→ TRY IT
Your task is to copy each line in the listing that includes the word "value".

→ THE RECORDS

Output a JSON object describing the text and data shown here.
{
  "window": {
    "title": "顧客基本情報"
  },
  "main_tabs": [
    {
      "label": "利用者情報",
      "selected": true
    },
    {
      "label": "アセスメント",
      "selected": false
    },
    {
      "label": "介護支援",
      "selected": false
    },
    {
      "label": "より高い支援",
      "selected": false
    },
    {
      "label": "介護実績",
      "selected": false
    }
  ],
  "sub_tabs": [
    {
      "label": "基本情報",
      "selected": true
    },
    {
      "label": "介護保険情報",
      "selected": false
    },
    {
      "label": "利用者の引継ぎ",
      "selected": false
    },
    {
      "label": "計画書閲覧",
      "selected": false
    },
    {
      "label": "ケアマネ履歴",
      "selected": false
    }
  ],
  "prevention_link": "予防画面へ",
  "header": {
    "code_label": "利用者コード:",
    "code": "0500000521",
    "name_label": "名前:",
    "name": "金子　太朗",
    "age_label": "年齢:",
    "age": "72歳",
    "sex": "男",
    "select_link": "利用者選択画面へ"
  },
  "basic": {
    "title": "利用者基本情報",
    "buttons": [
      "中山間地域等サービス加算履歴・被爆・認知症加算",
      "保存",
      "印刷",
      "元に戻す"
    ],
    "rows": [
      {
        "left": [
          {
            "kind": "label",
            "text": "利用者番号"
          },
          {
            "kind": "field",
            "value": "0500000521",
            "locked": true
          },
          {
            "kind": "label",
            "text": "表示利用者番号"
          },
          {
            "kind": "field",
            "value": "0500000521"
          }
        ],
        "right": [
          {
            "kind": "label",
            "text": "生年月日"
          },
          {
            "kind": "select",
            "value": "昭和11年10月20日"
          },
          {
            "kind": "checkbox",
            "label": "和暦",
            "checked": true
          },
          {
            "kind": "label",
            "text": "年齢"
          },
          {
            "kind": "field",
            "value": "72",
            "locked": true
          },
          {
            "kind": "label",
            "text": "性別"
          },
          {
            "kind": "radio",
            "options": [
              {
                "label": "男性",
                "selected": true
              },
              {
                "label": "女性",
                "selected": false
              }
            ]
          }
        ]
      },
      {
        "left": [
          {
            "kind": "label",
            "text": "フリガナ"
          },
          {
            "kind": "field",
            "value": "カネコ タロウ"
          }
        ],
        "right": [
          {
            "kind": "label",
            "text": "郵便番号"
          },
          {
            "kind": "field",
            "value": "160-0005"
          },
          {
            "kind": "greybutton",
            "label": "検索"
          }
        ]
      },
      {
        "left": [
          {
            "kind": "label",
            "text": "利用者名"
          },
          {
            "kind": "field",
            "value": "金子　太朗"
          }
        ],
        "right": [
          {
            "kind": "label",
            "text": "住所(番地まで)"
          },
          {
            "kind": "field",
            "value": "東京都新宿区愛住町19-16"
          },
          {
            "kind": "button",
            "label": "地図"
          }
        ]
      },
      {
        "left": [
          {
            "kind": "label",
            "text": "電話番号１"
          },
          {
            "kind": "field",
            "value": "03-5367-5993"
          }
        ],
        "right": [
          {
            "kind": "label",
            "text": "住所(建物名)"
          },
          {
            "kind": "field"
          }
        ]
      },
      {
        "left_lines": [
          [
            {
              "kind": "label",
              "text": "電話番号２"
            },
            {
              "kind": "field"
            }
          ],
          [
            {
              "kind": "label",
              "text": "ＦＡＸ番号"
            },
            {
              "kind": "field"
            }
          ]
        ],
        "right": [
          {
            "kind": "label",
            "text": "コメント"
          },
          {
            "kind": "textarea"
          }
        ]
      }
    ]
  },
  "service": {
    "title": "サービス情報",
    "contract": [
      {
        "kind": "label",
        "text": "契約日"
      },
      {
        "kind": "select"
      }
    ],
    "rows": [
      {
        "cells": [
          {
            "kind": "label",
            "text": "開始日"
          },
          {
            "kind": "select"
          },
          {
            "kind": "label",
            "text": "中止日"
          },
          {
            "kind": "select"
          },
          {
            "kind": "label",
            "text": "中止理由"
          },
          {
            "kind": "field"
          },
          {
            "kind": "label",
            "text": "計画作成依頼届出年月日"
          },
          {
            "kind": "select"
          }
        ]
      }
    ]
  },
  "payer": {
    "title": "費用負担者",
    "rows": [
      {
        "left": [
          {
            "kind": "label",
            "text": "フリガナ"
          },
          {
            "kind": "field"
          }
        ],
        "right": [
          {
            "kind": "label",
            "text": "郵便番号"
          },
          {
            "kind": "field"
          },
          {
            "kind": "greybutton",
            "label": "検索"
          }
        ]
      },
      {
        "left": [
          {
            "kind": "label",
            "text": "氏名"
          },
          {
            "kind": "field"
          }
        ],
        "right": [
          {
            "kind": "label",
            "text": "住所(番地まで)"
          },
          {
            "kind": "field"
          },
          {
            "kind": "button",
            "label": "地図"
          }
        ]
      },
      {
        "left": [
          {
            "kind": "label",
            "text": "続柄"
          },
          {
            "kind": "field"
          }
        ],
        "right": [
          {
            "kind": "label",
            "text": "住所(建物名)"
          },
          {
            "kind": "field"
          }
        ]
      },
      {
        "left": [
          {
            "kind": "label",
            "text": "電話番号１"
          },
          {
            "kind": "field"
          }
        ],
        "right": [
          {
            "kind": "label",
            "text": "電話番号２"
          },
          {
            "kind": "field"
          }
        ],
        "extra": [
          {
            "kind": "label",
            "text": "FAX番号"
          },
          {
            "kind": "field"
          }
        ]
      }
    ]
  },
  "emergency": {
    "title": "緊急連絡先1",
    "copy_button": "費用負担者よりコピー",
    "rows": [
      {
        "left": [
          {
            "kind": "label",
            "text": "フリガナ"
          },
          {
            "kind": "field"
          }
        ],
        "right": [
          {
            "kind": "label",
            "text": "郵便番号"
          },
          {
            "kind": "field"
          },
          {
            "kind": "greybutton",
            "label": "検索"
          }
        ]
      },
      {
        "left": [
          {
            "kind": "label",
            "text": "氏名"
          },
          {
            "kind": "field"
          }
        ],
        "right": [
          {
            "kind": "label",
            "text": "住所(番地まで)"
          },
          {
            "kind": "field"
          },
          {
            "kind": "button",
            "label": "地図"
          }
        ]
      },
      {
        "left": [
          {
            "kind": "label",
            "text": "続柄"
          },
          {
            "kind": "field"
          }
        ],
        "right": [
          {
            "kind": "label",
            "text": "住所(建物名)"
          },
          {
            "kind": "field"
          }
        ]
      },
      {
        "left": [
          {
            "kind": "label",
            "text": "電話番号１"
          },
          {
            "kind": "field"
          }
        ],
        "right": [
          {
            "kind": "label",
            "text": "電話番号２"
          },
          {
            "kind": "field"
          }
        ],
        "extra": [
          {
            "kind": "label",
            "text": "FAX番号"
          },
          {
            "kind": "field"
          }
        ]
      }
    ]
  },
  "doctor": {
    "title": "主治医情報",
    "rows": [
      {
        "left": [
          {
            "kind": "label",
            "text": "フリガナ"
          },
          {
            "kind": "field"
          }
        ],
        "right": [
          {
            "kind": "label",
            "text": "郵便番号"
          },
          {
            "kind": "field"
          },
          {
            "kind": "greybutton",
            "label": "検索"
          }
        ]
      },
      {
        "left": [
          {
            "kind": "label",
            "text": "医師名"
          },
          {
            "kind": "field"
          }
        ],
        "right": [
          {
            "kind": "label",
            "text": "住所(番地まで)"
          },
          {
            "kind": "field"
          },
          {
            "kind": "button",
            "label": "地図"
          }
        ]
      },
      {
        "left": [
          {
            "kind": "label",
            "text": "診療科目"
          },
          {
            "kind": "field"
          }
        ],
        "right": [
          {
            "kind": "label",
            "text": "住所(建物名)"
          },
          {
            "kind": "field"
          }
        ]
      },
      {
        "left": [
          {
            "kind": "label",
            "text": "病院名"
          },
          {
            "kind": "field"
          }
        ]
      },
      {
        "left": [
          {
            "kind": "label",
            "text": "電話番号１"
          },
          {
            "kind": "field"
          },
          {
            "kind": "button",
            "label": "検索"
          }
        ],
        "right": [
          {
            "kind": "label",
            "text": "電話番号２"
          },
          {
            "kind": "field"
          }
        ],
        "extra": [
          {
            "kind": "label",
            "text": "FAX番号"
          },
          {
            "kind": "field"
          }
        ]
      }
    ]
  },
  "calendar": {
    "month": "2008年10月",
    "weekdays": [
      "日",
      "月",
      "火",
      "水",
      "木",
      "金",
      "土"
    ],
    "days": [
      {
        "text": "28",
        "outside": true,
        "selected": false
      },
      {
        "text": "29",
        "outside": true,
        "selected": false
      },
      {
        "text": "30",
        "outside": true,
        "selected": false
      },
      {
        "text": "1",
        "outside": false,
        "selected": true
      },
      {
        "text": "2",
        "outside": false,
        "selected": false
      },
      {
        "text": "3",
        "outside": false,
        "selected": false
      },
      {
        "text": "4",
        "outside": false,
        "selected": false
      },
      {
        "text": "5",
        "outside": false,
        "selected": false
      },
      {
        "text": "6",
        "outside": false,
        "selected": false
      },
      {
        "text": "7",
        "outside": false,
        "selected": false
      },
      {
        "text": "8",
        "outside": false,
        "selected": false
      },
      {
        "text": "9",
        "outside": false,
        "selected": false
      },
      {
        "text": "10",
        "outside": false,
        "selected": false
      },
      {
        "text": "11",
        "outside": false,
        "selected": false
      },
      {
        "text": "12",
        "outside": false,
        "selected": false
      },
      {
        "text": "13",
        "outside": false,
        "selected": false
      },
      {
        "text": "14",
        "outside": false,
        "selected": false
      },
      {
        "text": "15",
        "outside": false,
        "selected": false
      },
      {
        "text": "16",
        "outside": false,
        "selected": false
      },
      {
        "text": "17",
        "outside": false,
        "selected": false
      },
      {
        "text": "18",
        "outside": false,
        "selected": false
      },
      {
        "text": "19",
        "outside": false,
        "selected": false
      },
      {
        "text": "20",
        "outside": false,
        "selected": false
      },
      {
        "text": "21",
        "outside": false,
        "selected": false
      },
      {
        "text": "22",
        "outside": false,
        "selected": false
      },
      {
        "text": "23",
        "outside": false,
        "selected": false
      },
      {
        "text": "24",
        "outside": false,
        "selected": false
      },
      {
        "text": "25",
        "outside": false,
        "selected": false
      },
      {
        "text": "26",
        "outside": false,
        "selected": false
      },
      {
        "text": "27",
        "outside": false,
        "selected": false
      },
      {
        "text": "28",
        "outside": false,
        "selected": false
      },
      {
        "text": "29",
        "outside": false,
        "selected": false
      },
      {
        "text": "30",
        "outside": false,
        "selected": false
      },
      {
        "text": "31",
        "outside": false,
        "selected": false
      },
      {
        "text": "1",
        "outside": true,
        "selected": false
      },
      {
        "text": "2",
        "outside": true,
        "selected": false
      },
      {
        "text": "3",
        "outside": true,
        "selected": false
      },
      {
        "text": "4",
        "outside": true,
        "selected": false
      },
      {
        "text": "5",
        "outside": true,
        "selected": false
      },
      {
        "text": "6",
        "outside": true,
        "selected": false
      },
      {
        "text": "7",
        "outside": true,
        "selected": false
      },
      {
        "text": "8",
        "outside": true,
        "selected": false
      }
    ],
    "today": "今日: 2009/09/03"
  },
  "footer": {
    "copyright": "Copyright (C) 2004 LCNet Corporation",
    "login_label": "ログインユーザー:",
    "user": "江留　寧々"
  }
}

→ TASK RESULT
            "value": "0500000521",
            "value": "0500000521"
            "value": "昭和11年10月20日"
            "value": "72",
            "value": "カネコ タロウ"
            "value": "160-0005"
            "value": "金子　太朗"
            "value": "東京都新宿区愛住町19-16"
            "value": "03-5367-5993"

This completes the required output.